During the Weeks Lab testing of TTP6, I had seven occasions when I needed/wanted to rebuild the directory on the SSD. Seven times I booted from the eDrive to run the Volume Rebuild routine. Five out of the seven times TTP6 was able to rebuild the directory. But twice TTP6 was not able to rebuild the directory, and it reported various unfixable problems. Apple’s Disk Utility also failed on those two occasions. So what’s a guy to do? I certainly don’t want to erase and restore the entire drive if I can avoid it.
I pulled out Alsoft’s Disk Warrior. It fixed the directory both times when TTP6 and Disk Utility failed. But Disk Warrior is a one-trick pony, as it focuses on fixing directory trouble. It doesn’t do 1/10th of the functions that TechTool Pro 6 does. Disk Warrior won’t be a bit of help if you need to recover a trashed file. But when push comes to shove, my experience is that it can fix some directory damage that TTP6 just can’t handle.
To test TTP6’s ability to recover files, I simply trashed a number of unneeded files, and carried on with work, creating and saving new files to various folders on the SSD. After two days, I chose Data Recovery and Trash History.
Choose the file(s) you want to recover, and click Restore. TTP6 will remind you to NOT save the files to the same volume from where they were trashed, if possible. You are also warned that if you used Secure Empty Trash the restored file(s) will not be valid. Sometimes, files are just gone for good.
TTP6 then creates a folder called TechTool Pro 6 Recovered Files. Inside is another folder named with the date and time of the restore. Inside that folder is the object of your desire; the resurrected file(s) you mistakenly trashed.

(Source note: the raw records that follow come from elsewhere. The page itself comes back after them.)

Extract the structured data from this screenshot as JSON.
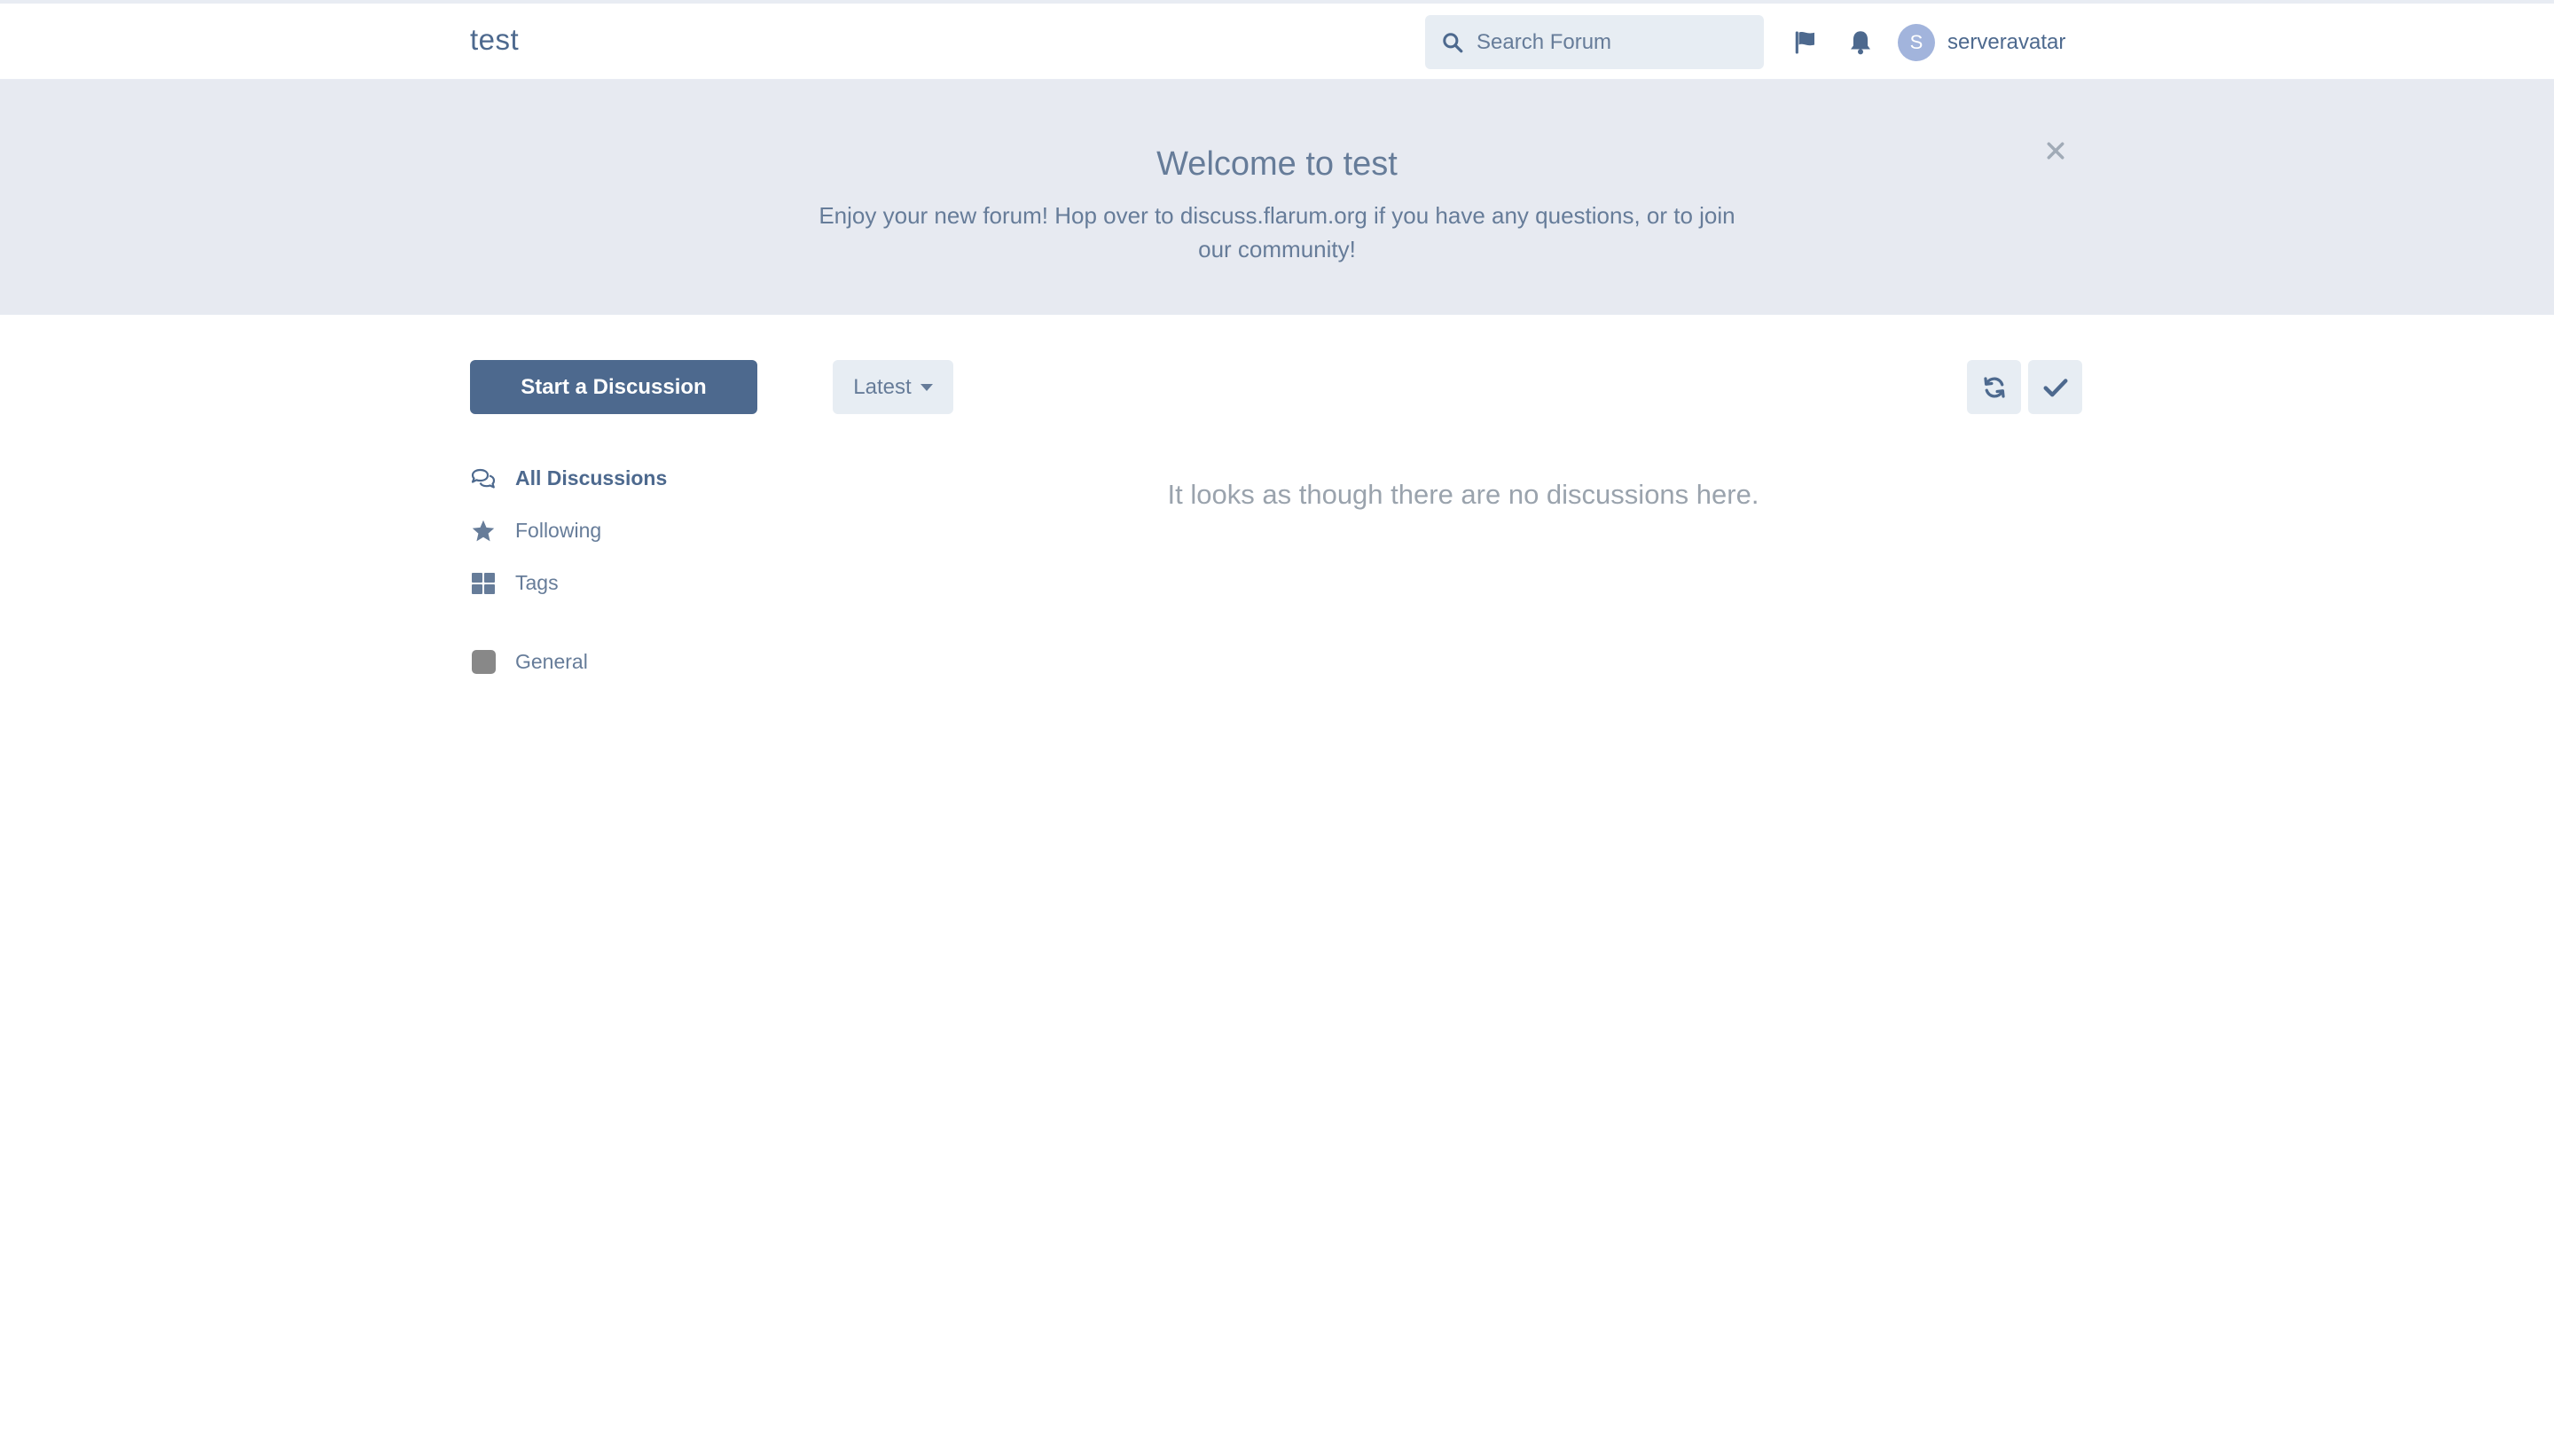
{
  "header": {
    "brand": "test",
    "search_placeholder": "Search Forum",
    "user": {
      "avatar_letter": "S",
      "name": "serveravatar"
    }
  },
  "hero": {
    "title": "Welcome to test",
    "text": "Enjoy your new forum! Hop over to discuss.flarum.org if you have any questions, or to join our community!"
  },
  "sidebar": {
    "start_button": "Start a Discussion",
    "nav": [
      {
        "label": "All Discussions",
        "icon": "comments-icon",
        "active": true
      },
      {
        "label": "Following",
        "icon": "star-icon",
        "active": false
      },
      {
        "label": "Tags",
        "icon": "tags-grid-icon",
        "active": false
      }
    ],
    "tags": [
      {
        "label": "General",
        "color": "#888888"
      }
    ]
  },
  "toolbar": {
    "sort_label": "Latest",
    "refresh_icon": "refresh-icon",
    "mark_read_icon": "check-icon"
  },
  "main": {
    "empty_text": "It looks as though there are no discussions here."
  },
  "colors": {
    "primary": "#4d698e",
    "hero_bg": "#e7eaf1",
    "control_bg": "#e7edf3",
    "text": "#667c99",
    "muted": "#9aa3ad"
  }
}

See if the file opens normally; if it does, praise MicroMat’s engineers and your lucky stars.
Since this review is running long, I’ll address a few other features quickly.
Volume and file optimization on the stock Apple 500GB hard drive went normally. If you have an SSD, don’t use either feature. The reason is explained in good detail in the Knowledge Base section of the MicroMat web site.
I did not have a spare drive large enough to to test the Volume Cloning feature. Nor did I try the Secure Delete feature. Neither of these two features are exotic, and I’d be very surprised if they did not operate normally. Features like these, or features like Audio monitoring, are nice to have, but they’re not the reason to spend $99 for TTP6. In my opinion, the heart of TTP6 is its Volume Recovery and Data Recovery features.
TechTool Pro 6 is a very full-featured disk maintenance suite. It’ll report virtually everything you’ll ever need or want to know about your hardware and disk health. It can alert you to trouble before trouble rears its ugly head. You can recover trashed files, and rebuild damaged disk directories. The eDrive eliminates the need to carry around the TTP6 DVD.
While TTP6 sailed through the vast majority of tasks we set it to, it did fail twice to fix a broken directory. Alsoft’s Disk Warrior was able to fix those two problems. In the best of all possible worlds, Mac users would own both TechTool Pro and Disk Warrior. Does this mean that you don’t purchase TTP6 by itself? Not at all, TTP6 is a far better all-around value than Disk Warrior.
MyMac review rating 8 out of 10.